Most urban women believe that contraceptives lead to diseases like cancer and most can’t access the services.
According to two health reports released last week, every four out of five women surveyed believed that users of family planning end up with health problems like cancer, deformed babies and even infertility.
“For example, in Kakamega, 57 per cent of women surveyed believed that use of a contraceptive injection could make a woman permanently infertile,” the report reads.
Beliefs that associate use of contraceptives to promiscuity have also slowed their use across the country.
The 2010 Urban Reproductive Health Household Report and the 2010 Kenya Urban Household Service Delivery Report launched on Wednesday further noted that women living among urban poor communities have higher need for contraceptives.
This is compared to their wealthier counterparts in the same area.
The report sampled five urban areas for two years.
“Slowing population growth has the potential to reduce poverty, hunger and maternal deaths while contributing greatly to women’s empowerment, universal and primary schooling,” Nairobi Provincial Director of Public Health and Sanitation Sam Ochola said.
‘Tupange’, an initiative to increase contraceptive use by 20 per cent in the urban areas of Nairobi, Kisumu and Mombasa in the next five years was also launched.
The report captures some of the concerns of urbanisation including overstretched health service provision, poor access to reproductive health services and a high incidence of early sexual debut among the urban poor.

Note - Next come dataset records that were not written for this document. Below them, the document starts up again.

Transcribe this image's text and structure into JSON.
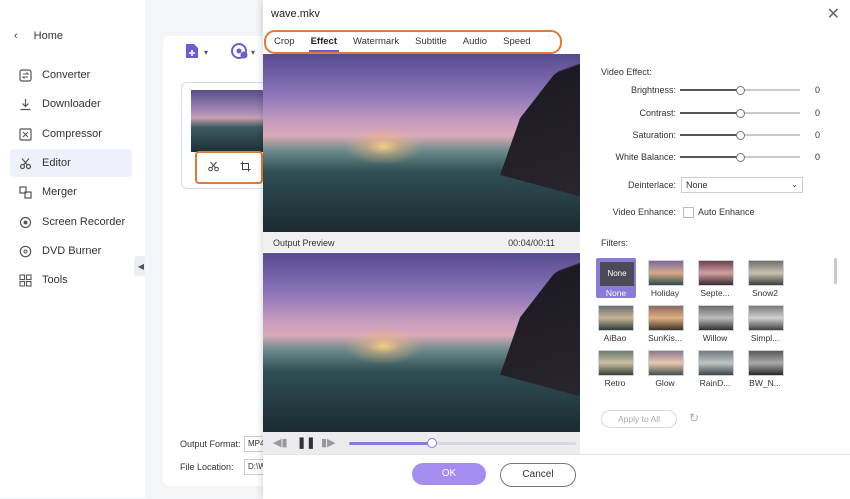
{
  "sidebar": {
    "home_label": "Home",
    "items": [
      {
        "label": "Converter",
        "icon": "converter-icon"
      },
      {
        "label": "Downloader",
        "icon": "downloader-icon"
      },
      {
        "label": "Compressor",
        "icon": "compressor-icon"
      },
      {
        "label": "Editor",
        "icon": "editor-icon",
        "active": true
      },
      {
        "label": "Merger",
        "icon": "merger-icon"
      },
      {
        "label": "Screen Recorder",
        "icon": "screen-recorder-icon"
      },
      {
        "label": "DVD Burner",
        "icon": "dvd-burner-icon"
      },
      {
        "label": "Tools",
        "icon": "tools-icon"
      }
    ]
  },
  "main": {
    "output_format_label": "Output Format:",
    "output_format_value": "MP4",
    "file_location_label": "File Location:",
    "file_location_value": "D:\\W"
  },
  "dialog": {
    "title": "wave.mkv",
    "tabs": [
      "Crop",
      "Effect",
      "Watermark",
      "Subtitle",
      "Audio",
      "Speed"
    ],
    "active_tab": "Effect",
    "output_preview_label": "Output Preview",
    "time": "00:04/00:11",
    "playback_progress": 0.36,
    "video_effect_label": "Video Effect:",
    "sliders": [
      {
        "label": "Brightness:",
        "value": "0",
        "level": 0.5
      },
      {
        "label": "Contrast:",
        "value": "0",
        "level": 0.5
      },
      {
        "label": "Saturation:",
        "value": "0",
        "level": 0.5
      },
      {
        "label": "White Balance:",
        "value": "0",
        "level": 0.5
      }
    ],
    "deinterlace_label": "Deinterlace:",
    "deinterlace_value": "None",
    "video_enhance_label": "Video Enhance:",
    "auto_enhance_label": "Auto Enhance",
    "filters_label": "Filters:",
    "filters": [
      {
        "label": "None",
        "selected": true,
        "thumb_text": "None"
      },
      {
        "label": "Holiday"
      },
      {
        "label": "Septe..."
      },
      {
        "label": "Snow2"
      },
      {
        "label": "AiBao"
      },
      {
        "label": "SunKis..."
      },
      {
        "label": "Willow"
      },
      {
        "label": "Simpl..."
      },
      {
        "label": "Retro"
      },
      {
        "label": "Glow"
      },
      {
        "label": "RainD..."
      },
      {
        "label": "BW_N..."
      }
    ],
    "apply_all_label": "Apply to All",
    "ok_label": "OK",
    "cancel_label": "Cancel"
  },
  "colors": {
    "accent": "#8b7ad8",
    "highlight": "#e07a36",
    "ok_button": "#a58df0"
  }
}
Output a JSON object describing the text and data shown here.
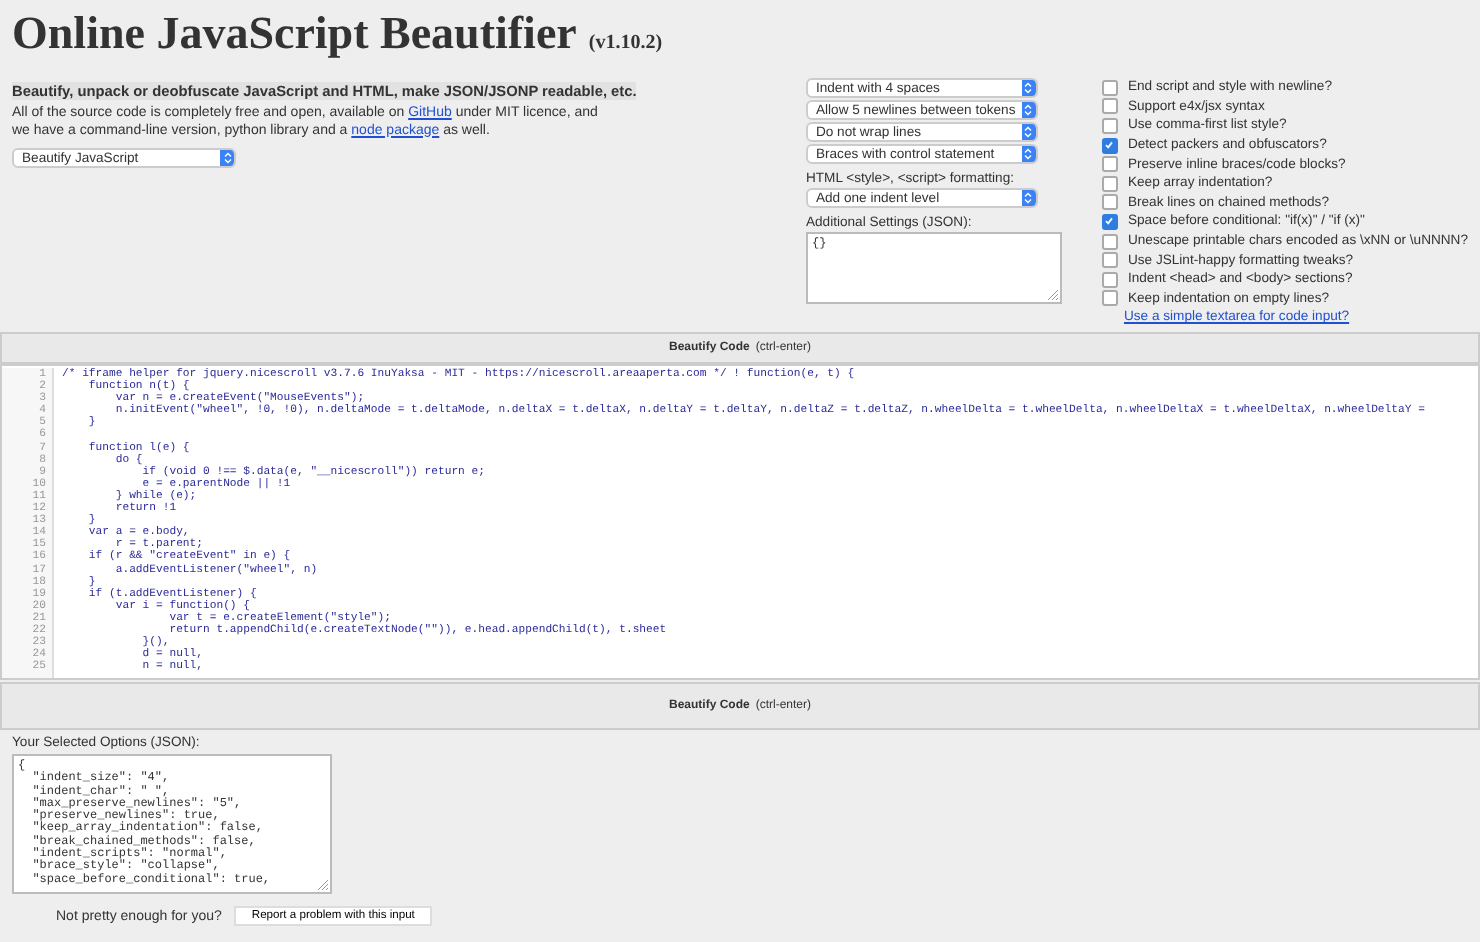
{
  "header": {
    "title": "Online JavaScript Beautifier",
    "version": "(v1.10.2)",
    "tagline": "Beautify, unpack or deobfuscate JavaScript and HTML, make JSON/JSONP readable, etc.",
    "intro": [
      {
        "kind": "text",
        "text": "All of the source code is completely free and open, available on "
      },
      {
        "kind": "link",
        "text": "GitHub"
      },
      {
        "kind": "text",
        "text": " under MIT licence, and we have a command-line version, python library and a "
      },
      {
        "kind": "link",
        "text": "node package"
      },
      {
        "kind": "text",
        "text": " as well."
      }
    ],
    "mode_select": "Beautify JavaScript"
  },
  "settings": {
    "selects": [
      "Indent with 4 spaces",
      "Allow 5 newlines between tokens",
      "Do not wrap lines",
      "Braces with control statement"
    ],
    "html_label": "HTML <style>, <script> formatting:",
    "html_select": "Add one indent level",
    "additional_label": "Additional Settings (JSON):",
    "additional_value": "{}"
  },
  "checkboxes": [
    {
      "label": "End script and style with newline?",
      "checked": false
    },
    {
      "label": "Support e4x/jsx syntax",
      "checked": false
    },
    {
      "label": "Use comma-first list style?",
      "checked": false
    },
    {
      "label": "Detect packers and obfuscators?",
      "checked": true
    },
    {
      "label": "Preserve inline braces/code blocks?",
      "checked": false
    },
    {
      "label": "Keep array indentation?",
      "checked": false
    },
    {
      "label": "Break lines on chained methods?",
      "checked": false
    },
    {
      "label": "Space before conditional: \"if(x)\" / \"if (x)\"",
      "checked": true
    },
    {
      "label": "Unescape printable chars encoded as \\xNN or \\uNNNN?",
      "checked": false
    },
    {
      "label": "Use JSLint-happy formatting tweaks?",
      "checked": false
    },
    {
      "label": "Indent <head> and <body> sections?",
      "checked": false
    },
    {
      "label": "Keep indentation on empty lines?",
      "checked": false
    }
  ],
  "textarea_link": "Use a simple textarea for code input?",
  "beautify_button": {
    "label": "Beautify Code",
    "shortcut": "(ctrl-enter)"
  },
  "code": {
    "lines": [
      {
        "number": "1",
        "text": "/* iframe helper for jquery.nicescroll v3.7.6 InuYaksa - MIT - https://nicescroll.areaaperta.com */ ! function(e, t) {"
      },
      {
        "number": "2",
        "text": "    function n(t) {"
      },
      {
        "number": "3",
        "text": "        var n = e.createEvent(\"MouseEvents\");"
      },
      {
        "number": "4",
        "text": "        n.initEvent(\"wheel\", !0, !0), n.deltaMode = t.deltaMode, n.deltaX = t.deltaX, n.deltaY = t.deltaY, n.deltaZ = t.deltaZ, n.wheelDelta = t.wheelDelta, n.wheelDeltaX = t.wheelDeltaX, n.wheelDeltaY ="
      },
      {
        "number": "5",
        "text": "    }"
      },
      {
        "number": "6"
      },
      {
        "number": "7",
        "text": "    function l(e) {"
      },
      {
        "number": "8",
        "text": "        do {"
      },
      {
        "number": "9",
        "text": "            if (void 0 !== $.data(e, \"__nicescroll\")) return e;"
      },
      {
        "number": "10",
        "text": "            e = e.parentNode || !1"
      },
      {
        "number": "11",
        "text": "        } while (e);"
      },
      {
        "number": "12",
        "text": "        return !1"
      },
      {
        "number": "13",
        "text": "    }"
      },
      {
        "number": "14",
        "text": "    var a = e.body,"
      },
      {
        "number": "15",
        "text": "        r = t.parent;"
      },
      {
        "number": "16",
        "text": "    if (r && \"createEvent\" in e) {"
      },
      {
        "number": "17",
        "text": "        a.addEventListener(\"wheel\", n)"
      },
      {
        "number": "18",
        "text": "    }"
      },
      {
        "number": "19",
        "text": "    if (t.addEventListener) {"
      },
      {
        "number": "20",
        "text": "        var i = function() {"
      },
      {
        "number": "21",
        "text": "                var t = e.createElement(\"style\");"
      },
      {
        "number": "22",
        "text": "                return t.appendChild(e.createTextNode(\"\")), e.head.appendChild(t), t.sheet"
      },
      {
        "number": "23",
        "text": "            }(),"
      },
      {
        "number": "24",
        "text": "            d = null,"
      },
      {
        "number": "25",
        "text": "            n = null,"
      }
    ]
  },
  "beautify_button_2": {
    "label": "Beautify Code",
    "shortcut": "(ctrl-enter)"
  },
  "options": {
    "label": "Your Selected Options (JSON):",
    "lines": [
      "{",
      "  \"indent_size\": \"4\",",
      "  \"indent_char\": \" \",",
      "  \"max_preserve_newlines\": \"5\",",
      "  \"preserve_newlines\": true,",
      "  \"keep_array_indentation\": false,",
      "  \"break_chained_methods\": false,",
      "  \"indent_scripts\": \"normal\",",
      "  \"brace_style\": \"collapse\",",
      "  \"space_before_conditional\": true,"
    ]
  },
  "footer": {
    "text": "Not pretty enough for you?",
    "button": "Report a problem with this input"
  }
}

The report centred on the urban poor because they are rated as a vulnerable population.
Their access to reproductive health services thus needs to be improved.